## ACTIVITY
Each line below is to be copied out exactly, and none may be omitted.

## Page and application data records
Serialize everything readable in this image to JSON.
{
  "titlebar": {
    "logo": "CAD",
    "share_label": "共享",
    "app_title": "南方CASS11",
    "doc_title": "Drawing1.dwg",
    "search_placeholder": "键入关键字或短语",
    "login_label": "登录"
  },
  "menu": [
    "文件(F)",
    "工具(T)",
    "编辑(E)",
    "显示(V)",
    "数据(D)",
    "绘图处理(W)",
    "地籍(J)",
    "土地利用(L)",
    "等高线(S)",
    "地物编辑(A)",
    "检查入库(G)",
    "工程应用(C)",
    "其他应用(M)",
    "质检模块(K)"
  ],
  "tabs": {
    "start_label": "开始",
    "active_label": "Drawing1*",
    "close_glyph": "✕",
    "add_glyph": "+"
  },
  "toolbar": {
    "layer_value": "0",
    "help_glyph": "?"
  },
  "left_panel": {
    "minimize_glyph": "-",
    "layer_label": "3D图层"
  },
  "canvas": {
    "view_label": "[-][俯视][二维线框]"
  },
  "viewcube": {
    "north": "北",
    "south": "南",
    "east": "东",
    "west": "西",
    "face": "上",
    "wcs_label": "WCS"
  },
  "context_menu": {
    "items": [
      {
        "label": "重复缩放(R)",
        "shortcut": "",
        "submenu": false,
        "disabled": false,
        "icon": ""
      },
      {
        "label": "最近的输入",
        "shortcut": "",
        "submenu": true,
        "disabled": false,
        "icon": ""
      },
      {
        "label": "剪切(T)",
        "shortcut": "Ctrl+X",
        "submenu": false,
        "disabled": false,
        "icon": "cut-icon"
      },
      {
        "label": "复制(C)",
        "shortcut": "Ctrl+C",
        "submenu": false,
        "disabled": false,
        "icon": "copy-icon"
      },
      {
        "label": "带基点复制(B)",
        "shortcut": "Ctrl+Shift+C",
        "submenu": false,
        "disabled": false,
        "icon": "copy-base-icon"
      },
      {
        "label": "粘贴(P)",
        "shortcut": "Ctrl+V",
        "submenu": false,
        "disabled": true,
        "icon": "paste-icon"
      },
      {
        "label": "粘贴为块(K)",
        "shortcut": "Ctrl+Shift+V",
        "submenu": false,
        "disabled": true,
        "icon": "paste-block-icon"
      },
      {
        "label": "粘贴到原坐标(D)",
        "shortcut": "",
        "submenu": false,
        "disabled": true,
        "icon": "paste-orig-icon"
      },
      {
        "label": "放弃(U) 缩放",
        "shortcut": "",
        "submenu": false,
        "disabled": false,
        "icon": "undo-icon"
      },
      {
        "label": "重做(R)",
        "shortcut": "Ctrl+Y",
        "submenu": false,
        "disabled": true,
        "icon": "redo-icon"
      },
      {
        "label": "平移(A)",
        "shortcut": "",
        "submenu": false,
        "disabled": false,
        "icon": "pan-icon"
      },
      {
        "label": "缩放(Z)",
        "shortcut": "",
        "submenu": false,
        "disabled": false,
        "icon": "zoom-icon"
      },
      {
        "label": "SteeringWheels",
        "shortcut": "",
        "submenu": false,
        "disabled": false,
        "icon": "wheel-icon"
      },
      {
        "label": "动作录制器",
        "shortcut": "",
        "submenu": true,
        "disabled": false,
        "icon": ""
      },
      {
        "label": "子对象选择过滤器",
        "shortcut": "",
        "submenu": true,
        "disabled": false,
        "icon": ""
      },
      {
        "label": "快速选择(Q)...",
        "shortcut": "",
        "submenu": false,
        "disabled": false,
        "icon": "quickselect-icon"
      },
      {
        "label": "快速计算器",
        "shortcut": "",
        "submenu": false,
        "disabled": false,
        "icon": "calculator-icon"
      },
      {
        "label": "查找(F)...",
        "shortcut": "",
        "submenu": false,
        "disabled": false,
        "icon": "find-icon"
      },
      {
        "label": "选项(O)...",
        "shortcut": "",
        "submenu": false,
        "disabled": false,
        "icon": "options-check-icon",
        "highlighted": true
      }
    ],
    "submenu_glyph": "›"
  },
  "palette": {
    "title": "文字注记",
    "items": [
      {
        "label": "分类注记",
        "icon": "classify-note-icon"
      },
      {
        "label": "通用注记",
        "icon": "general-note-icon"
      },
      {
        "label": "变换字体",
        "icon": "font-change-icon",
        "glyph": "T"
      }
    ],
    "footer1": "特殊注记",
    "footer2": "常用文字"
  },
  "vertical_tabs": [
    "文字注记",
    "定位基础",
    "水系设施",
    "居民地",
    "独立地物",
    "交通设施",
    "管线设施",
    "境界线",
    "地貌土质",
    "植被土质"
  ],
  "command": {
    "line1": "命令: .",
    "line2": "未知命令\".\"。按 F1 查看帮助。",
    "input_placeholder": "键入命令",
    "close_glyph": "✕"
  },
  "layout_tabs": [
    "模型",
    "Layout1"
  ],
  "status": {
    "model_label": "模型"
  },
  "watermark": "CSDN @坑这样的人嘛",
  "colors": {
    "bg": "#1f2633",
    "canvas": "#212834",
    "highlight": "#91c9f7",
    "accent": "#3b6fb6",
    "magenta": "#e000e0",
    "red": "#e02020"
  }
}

## ANSWER AREA
Serialize everything readable in this image to JSON.
{
  "titlebar": {
    "logo": "CAD",
    "share_label": "共享",
    "app_title": "南方CASS11",
    "doc_title": "Drawing1.dwg",
    "search_placeholder": "键入关键字或短语",
    "login_label": "登录"
  },
  "menu": [
    "文件(F)",
    "工具(T)",
    "编辑(E)",
    "显示(V)",
    "数据(D)",
    "绘图处理(W)",
    "地籍(J)",
    "土地利用(L)",
    "等高线(S)",
    "地物编辑(A)",
    "检查入库(G)",
    "工程应用(C)",
    "其他应用(M)",
    "质检模块(K)"
  ],
  "tabs": {
    "start_label": "开始",
    "active_label": "Drawing1*",
    "close_glyph": "✕",
    "add_glyph": "+"
  },
  "toolbar": {
    "layer_value": "0",
    "help_glyph": "?"
  },
  "left_panel": {
    "minimize_glyph": "-",
    "layer_label": "3D图层"
  },
  "canvas": {
    "view_label": "[-][俯视][二维线框]"
  },
  "viewcube": {
    "north": "北",
    "south": "南",
    "east": "东",
    "west": "西",
    "face": "上",
    "wcs_label": "WCS"
  },
  "context_menu": {
    "items": [
      {
        "label": "重复缩放(R)",
        "shortcut": "",
        "submenu": false,
        "disabled": false,
        "icon": ""
      },
      {
        "label": "最近的输入",
        "shortcut": "",
        "submenu": true,
        "disabled": false,
        "icon": ""
      },
      {
        "label": "剪切(T)",
        "shortcut": "Ctrl+X",
        "submenu": false,
        "disabled": false,
        "icon": "cut-icon"
      },
      {
        "label": "复制(C)",
        "shortcut": "Ctrl+C",
        "submenu": false,
        "disabled": false,
        "icon": "copy-icon"
      },
      {
        "label": "带基点复制(B)",
        "shortcut": "Ctrl+Shift+C",
        "submenu": false,
        "disabled": false,
        "icon": "copy-base-icon"
      },
      {
        "label": "粘贴(P)",
        "shortcut": "Ctrl+V",
        "submenu": false,
        "disabled": true,
        "icon": "paste-icon"
      },
      {
        "label": "粘贴为块(K)",
        "shortcut": "Ctrl+Shift+V",
        "submenu": false,
        "disabled": true,
        "icon": "paste-block-icon"
      },
      {
        "label": "粘贴到原坐标(D)",
        "shortcut": "",
        "submenu": false,
        "disabled": true,
        "icon": "paste-orig-icon"
      },
      {
        "label": "放弃(U) 缩放",
        "shortcut": "",
        "submenu": false,
        "disabled": false,
        "icon": "undo-icon"
      },
      {
        "label": "重做(R)",
        "shortcut": "Ctrl+Y",
        "submenu": false,
        "disabled": true,
        "icon": "redo-icon"
      },
      {
        "label": "平移(A)",
        "shortcut": "",
        "submenu": false,
        "disabled": false,
        "icon": "pan-icon"
      },
      {
        "label": "缩放(Z)",
        "shortcut": "",
        "submenu": false,
        "disabled": false,
        "icon": "zoom-icon"
      },
      {
        "label": "SteeringWheels",
        "shortcut": "",
        "submenu": false,
        "disabled": false,
        "icon": "wheel-icon"
      },
      {
        "label": "动作录制器",
        "shortcut": "",
        "submenu": true,
        "disabled": false,
        "icon": ""
      },
      {
        "label": "子对象选择过滤器",
        "shortcut": "",
        "submenu": true,
        "disabled": false,
        "icon": ""
      },
      {
        "label": "快速选择(Q)...",
        "shortcut": "",
        "submenu": false,
        "disabled": false,
        "icon": "quickselect-icon"
      },
      {
        "label": "快速计算器",
        "shortcut": "",
        "submenu": false,
        "disabled": false,
        "icon": "calculator-icon"
      },
      {
        "label": "查找(F)...",
        "shortcut": "",
        "submenu": false,
        "disabled": false,
        "icon": "find-icon"
      },
      {
        "label": "选项(O)...",
        "shortcut": "",
        "submenu": false,
        "disabled": false,
        "icon": "options-check-icon",
        "highlighted": true
      }
    ],
    "submenu_glyph": "›"
  },
  "palette": {
    "title": "文字注记",
    "items": [
      {
        "label": "分类注记",
        "icon": "classify-note-icon"
      },
      {
        "label": "通用注记",
        "icon": "general-note-icon"
      },
      {
        "label": "变换字体",
        "icon": "font-change-icon",
        "glyph": "T"
      }
    ],
    "footer1": "特殊注记",
    "footer2": "常用文字"
  },
  "vertical_tabs": [
    "文字注记",
    "定位基础",
    "水系设施",
    "居民地",
    "独立地物",
    "交通设施",
    "管线设施",
    "境界线",
    "地貌土质",
    "植被土质"
  ],
  "command": {
    "line1": "命令: .",
    "line2": "未知命令\".\"。按 F1 查看帮助。",
    "input_placeholder": "键入命令",
    "close_glyph": "✕"
  },
  "layout_tabs": [
    "模型",
    "Layout1"
  ],
  "status": {
    "model_label": "模型"
  },
  "watermark": "CSDN @坑这样的人嘛",
  "colors": {
    "bg": "#1f2633",
    "canvas": "#212834",
    "highlight": "#91c9f7",
    "accent": "#3b6fb6",
    "magenta": "#e000e0",
    "red": "#e02020"
  }
}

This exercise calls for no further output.